The Sladmore Gallery Ltd
Meisonnier was born in Lyon and was originally apprenticed to a pharmacist before persuading his parents, under the recommendation of Jules Potier, to study art. He was admitted to the studio of Leon Cogniet.

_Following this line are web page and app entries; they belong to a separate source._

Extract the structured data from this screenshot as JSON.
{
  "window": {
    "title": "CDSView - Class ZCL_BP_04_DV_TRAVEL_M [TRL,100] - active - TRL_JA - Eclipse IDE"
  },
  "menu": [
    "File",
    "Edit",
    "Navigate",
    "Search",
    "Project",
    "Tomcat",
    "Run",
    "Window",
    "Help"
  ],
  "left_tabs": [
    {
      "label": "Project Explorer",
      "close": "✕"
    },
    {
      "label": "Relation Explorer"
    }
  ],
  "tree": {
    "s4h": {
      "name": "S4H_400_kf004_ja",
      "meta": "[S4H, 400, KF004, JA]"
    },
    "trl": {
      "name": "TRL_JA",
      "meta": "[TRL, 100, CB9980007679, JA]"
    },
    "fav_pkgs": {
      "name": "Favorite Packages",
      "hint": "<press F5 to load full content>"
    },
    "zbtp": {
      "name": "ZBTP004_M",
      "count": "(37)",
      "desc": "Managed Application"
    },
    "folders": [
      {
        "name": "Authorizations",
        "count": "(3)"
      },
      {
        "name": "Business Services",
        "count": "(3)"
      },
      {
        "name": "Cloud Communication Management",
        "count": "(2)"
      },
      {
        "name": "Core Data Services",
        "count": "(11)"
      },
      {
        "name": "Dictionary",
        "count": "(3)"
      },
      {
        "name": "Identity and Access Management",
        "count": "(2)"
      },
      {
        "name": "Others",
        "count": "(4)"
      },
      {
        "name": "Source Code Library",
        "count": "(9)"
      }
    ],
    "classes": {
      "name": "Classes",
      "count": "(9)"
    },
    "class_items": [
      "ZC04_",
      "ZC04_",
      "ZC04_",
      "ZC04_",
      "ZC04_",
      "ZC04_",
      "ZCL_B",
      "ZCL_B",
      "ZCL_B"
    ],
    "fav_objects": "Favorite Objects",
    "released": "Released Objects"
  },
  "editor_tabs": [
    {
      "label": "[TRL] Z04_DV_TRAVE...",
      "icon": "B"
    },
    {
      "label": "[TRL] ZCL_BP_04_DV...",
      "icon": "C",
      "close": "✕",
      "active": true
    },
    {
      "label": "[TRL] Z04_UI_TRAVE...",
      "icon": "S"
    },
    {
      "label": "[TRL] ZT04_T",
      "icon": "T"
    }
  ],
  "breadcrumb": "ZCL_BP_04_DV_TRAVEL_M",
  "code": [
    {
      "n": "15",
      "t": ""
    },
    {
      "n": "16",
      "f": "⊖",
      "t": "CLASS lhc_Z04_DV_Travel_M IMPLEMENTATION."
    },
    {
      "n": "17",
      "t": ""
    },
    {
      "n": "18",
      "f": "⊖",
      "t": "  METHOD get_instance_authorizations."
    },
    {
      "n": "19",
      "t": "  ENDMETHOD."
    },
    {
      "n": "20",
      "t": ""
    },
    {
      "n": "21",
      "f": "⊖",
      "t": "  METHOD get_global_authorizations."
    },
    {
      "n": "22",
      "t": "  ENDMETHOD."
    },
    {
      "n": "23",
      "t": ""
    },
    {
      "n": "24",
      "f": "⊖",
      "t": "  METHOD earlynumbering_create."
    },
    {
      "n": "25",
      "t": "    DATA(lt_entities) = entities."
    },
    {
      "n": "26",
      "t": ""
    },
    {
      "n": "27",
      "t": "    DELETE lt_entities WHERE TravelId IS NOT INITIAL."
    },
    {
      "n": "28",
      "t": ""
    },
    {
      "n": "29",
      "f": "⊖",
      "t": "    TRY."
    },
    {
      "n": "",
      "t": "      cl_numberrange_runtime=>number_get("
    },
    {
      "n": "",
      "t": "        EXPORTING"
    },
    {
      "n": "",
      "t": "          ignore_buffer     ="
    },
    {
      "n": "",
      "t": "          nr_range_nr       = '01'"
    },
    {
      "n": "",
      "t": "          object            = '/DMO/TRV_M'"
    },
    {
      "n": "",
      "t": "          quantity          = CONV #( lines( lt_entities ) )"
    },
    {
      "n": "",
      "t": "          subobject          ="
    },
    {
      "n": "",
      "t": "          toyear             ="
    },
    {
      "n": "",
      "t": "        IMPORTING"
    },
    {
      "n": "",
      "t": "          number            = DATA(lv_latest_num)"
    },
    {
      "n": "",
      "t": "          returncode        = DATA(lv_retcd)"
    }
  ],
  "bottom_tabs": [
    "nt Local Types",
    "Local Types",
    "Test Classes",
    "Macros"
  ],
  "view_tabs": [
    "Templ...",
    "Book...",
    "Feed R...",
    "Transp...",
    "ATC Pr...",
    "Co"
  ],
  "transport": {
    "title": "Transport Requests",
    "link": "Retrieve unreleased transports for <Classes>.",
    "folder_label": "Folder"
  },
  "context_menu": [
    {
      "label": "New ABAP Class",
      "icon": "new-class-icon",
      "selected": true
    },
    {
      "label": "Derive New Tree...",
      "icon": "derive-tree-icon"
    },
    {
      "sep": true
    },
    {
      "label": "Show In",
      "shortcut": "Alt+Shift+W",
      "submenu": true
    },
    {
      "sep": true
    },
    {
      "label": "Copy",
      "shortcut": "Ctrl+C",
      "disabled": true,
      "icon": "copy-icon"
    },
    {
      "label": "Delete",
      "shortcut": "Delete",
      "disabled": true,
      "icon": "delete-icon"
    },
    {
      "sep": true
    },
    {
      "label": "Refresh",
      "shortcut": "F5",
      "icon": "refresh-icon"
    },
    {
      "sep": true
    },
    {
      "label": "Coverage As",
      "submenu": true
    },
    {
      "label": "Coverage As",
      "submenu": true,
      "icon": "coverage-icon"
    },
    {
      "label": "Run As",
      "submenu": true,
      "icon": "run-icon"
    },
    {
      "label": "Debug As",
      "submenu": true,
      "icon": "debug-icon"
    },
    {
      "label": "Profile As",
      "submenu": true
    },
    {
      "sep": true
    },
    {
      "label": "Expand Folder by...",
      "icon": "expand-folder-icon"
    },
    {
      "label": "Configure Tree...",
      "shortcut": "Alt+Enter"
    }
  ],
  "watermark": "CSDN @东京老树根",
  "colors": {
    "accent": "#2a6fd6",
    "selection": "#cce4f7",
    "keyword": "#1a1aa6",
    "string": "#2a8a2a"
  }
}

Meisonnier’s art was chiefly genre painting. He worked mainly on a small scale but with intense detail. He was famous for his scenes documenting the Napoleonic campaigns and military life such as ‘The Emperor at Solferino’(1863). His sculpture was only discovered after his death during two retrospectives in 1893 in Paris. He was a meticulous painter and took immense care in his depictions of nature. It is understood that whilst he did indeed sculpt from as early as 1840, such work as was made and preserved was considered by the artist himself as a part of the painting process and therefore not exhibited at the Salon, but are likely to have been the first art created on a subject from which the painting would later derive. The artist married the sister of a fellow painter, Steinheil, in 1838 and began to achieve significant Salon recognition around the same time. It was, however, it was Meissonier’s attachment to the Imperial staff of Napoleon III, during the 1870s and his role as colonel of an improvised infantry regiment accompanying the Emperor on his Italian campaign, which led to a number of his most remarkable works of art. Between theses two landmarks Meisonnier worked intensely (some painting remained works in progress for as long as ten years) and made regular, but not prolific, Salon contributions. He was awarded 1st Class Medals in 1843 and 1844 and Medals of Honour at the Great Exhibitions. In 1846 he was made Knight of the Legion d’Honneur and thence progressed up the ranks to receive the Grand Croix in 1889. In 1883 Meisonnier became president of the Great National Exhibition and in the following year the Petit Gallery in Paris exhibited around 150 of his works in the largest exhibition of his lifetime. He took on presidency of the ‘new’ salon: The Société Nationale des Beaux-Arts in 1885.